The Social Ontology of Race in the “Post-Racial” Era

The Social Ontology of Race in the “Post-Racial” Era

The University of Memphis Department of Philosophy
7th Annual Philosophy Graduate Student Association Conference
2011-02-11 through 2011-02-12

Keynote Speaker

Jennifer Lisa Vest, Assistant Professor of Philosophy
University of Central Florida

In the past several decades, mainstream philosophical discourse has examined the ontology of race from a number of philosophical vantage points. During this period, thinkers have called our philosophical attention to the widespread acknowledgment in the scientific community that the concept of race has no biological basis. However, African American scholars in a variety of disciplines have been debating the question of the reality of race since the late nineteenth century. Of particular import has been the question of the ontological currency of the concept of race apart from its dubious biological status.

In contemporary academic discourse, the social ontology of race is a vibrant and dynamic question with implications across various traditions and subfields within the discipline of philosophy in both the analytic and continental traditions and beyond.
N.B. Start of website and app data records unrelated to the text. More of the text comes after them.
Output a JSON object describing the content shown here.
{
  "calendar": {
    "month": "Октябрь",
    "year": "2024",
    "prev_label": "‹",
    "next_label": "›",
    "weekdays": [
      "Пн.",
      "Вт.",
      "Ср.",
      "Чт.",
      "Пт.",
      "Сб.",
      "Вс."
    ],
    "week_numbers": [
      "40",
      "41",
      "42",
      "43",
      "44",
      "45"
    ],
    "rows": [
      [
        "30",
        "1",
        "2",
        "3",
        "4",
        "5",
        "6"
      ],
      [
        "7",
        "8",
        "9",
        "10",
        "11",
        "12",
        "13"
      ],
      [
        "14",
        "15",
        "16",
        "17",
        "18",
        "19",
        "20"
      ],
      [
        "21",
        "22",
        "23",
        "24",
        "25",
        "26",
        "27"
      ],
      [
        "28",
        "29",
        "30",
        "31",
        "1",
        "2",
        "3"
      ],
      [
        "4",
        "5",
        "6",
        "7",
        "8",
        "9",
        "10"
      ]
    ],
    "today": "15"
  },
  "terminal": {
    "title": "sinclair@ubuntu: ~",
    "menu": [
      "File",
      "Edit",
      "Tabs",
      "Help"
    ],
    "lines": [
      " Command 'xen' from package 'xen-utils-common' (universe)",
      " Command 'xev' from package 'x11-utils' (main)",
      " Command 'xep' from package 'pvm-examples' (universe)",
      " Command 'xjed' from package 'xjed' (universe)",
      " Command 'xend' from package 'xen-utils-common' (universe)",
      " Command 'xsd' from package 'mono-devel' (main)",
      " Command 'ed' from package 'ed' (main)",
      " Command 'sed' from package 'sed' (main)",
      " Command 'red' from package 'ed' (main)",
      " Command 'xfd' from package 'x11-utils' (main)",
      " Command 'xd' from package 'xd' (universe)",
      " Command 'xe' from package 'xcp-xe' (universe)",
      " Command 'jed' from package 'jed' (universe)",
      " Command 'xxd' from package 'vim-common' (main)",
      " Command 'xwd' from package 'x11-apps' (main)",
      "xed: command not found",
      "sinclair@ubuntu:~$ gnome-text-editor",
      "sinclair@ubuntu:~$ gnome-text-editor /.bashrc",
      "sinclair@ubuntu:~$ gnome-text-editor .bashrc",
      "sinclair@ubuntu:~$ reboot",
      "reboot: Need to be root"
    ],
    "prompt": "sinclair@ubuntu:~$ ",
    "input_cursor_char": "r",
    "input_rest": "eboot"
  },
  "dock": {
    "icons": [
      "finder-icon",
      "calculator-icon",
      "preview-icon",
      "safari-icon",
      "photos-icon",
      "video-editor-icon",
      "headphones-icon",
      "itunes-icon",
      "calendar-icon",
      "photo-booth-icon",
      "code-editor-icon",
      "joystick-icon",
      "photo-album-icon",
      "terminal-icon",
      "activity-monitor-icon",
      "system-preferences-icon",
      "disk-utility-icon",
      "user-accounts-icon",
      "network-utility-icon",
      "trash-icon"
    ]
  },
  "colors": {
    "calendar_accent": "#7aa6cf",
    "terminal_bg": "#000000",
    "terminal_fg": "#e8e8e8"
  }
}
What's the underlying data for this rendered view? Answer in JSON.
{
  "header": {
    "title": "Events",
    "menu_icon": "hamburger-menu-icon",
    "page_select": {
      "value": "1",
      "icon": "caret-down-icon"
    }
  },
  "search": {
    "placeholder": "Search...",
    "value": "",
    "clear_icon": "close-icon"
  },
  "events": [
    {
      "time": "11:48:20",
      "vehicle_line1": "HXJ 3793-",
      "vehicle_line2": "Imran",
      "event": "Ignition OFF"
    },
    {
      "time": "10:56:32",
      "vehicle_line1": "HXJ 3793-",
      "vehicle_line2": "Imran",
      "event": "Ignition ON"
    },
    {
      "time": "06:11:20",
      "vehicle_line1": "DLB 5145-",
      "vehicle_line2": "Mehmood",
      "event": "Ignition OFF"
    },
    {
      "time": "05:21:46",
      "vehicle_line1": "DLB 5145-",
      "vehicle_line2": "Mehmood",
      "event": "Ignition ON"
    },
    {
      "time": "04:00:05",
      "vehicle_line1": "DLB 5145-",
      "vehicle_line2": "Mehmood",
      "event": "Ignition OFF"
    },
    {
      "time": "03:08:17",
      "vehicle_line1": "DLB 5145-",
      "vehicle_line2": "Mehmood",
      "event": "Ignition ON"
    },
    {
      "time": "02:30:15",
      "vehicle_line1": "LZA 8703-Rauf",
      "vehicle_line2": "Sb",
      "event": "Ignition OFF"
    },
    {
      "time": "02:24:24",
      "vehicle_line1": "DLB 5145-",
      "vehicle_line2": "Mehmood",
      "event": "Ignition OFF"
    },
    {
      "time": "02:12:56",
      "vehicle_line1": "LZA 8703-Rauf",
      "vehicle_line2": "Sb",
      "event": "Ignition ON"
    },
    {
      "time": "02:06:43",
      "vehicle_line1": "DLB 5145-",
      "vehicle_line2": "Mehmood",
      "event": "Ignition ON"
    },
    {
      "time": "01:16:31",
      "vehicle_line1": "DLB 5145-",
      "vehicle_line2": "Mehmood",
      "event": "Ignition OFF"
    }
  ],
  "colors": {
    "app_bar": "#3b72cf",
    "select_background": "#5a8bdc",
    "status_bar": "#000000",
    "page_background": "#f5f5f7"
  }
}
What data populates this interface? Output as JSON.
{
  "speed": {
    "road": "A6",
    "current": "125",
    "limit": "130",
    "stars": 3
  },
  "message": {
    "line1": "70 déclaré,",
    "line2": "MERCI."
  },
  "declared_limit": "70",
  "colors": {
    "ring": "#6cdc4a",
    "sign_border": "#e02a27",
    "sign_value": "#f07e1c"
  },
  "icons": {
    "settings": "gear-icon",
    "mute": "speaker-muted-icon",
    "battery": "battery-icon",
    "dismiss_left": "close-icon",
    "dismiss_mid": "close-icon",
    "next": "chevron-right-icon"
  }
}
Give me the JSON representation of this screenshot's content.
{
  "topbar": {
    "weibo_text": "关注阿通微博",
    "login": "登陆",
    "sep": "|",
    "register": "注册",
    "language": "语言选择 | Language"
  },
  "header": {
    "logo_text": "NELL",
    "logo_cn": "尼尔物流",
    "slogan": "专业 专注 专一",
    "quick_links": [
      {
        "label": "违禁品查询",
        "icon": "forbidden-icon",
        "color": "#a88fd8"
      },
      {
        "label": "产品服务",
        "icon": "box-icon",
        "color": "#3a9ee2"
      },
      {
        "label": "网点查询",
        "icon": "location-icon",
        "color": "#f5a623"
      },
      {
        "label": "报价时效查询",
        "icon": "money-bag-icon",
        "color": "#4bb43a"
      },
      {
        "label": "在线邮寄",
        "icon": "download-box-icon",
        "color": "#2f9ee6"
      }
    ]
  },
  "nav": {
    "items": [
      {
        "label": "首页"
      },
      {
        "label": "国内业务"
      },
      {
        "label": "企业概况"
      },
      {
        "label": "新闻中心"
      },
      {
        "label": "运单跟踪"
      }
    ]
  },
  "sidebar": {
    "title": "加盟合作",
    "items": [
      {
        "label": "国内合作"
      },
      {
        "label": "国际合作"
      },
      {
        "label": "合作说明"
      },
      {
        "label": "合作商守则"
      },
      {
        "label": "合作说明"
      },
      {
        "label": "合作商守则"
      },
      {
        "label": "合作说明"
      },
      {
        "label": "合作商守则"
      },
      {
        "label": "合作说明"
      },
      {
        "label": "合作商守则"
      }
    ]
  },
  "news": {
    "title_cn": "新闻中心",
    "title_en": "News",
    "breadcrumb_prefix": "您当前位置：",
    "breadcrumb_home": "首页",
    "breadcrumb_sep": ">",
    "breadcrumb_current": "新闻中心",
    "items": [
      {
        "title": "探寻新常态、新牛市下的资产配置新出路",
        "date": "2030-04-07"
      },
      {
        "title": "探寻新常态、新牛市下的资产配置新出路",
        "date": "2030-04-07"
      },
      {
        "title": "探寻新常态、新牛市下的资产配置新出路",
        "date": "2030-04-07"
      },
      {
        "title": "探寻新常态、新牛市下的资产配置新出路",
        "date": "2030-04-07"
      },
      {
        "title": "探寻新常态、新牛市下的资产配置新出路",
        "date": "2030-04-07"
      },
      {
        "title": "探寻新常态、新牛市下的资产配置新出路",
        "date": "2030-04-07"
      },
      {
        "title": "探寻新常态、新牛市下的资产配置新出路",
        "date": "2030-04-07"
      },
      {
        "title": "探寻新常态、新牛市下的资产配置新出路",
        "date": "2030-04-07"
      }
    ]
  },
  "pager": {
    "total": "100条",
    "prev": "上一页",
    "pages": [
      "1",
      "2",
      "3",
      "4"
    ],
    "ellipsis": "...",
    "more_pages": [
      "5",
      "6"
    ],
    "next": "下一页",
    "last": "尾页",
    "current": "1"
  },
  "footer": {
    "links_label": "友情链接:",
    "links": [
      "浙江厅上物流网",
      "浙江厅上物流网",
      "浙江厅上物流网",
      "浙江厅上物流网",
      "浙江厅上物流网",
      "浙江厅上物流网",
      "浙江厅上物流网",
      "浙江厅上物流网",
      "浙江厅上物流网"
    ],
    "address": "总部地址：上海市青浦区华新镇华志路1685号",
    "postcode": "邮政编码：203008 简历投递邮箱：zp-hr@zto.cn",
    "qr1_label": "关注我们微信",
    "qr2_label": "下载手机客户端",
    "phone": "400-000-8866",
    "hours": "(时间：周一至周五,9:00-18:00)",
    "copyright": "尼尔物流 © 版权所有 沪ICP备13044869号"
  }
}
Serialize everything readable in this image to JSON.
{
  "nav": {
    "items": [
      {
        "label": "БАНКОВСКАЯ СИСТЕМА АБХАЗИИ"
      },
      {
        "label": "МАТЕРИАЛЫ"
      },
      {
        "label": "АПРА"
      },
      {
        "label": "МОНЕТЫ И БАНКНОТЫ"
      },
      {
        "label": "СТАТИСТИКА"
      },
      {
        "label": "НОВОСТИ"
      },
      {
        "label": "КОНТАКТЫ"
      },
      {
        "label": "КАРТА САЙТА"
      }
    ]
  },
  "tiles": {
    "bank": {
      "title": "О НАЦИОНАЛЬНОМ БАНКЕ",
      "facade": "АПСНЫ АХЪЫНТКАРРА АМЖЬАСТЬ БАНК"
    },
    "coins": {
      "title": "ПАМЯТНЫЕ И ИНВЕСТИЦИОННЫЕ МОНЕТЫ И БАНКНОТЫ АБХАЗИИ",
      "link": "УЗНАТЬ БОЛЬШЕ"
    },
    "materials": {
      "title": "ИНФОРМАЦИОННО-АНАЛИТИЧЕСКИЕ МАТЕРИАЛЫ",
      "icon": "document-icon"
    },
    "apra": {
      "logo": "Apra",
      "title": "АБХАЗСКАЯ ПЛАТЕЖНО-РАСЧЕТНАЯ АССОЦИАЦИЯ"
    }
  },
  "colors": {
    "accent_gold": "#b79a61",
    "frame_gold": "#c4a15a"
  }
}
Interdisciplinary by nature, discussion surrounding this question has reverberations in companion disciplines such as ethnic studies, political theory, philosophy of law, history, feminist theory, queer theory, gender studies, sociology, anthropology, and psychology.

Just what does it mean to be racialized as non-white in American culture today? To what extent does such a classification still carry negative connotations? How has the growing population of “mixed race” people affected how race is understood in America? How, if at all, has the election of our first black/ “mixed race” president changed the social ontology of race in America? Does this landmark event signify the onset of a “post-racial” era? How do these questions intersect with other issues of social ontology? These are the kinds of questions we hope to address in our 7th annual Philosophy Graduate Student Association conference at the University of Memphis. We invite philosophy papers on any of these topics, or any related topic. Interdisciplinary approaches are welcomed.

Deadline for submission of papers is January 1, 2011 (extended). Papers should be sent as Word documents not to exceed 12 double-spaced pages. Papers should be suitable for blind review, including a cover letter with all relevant personal information (name, contact information, university affiliation).

For more information, click here.

Tags: , , ,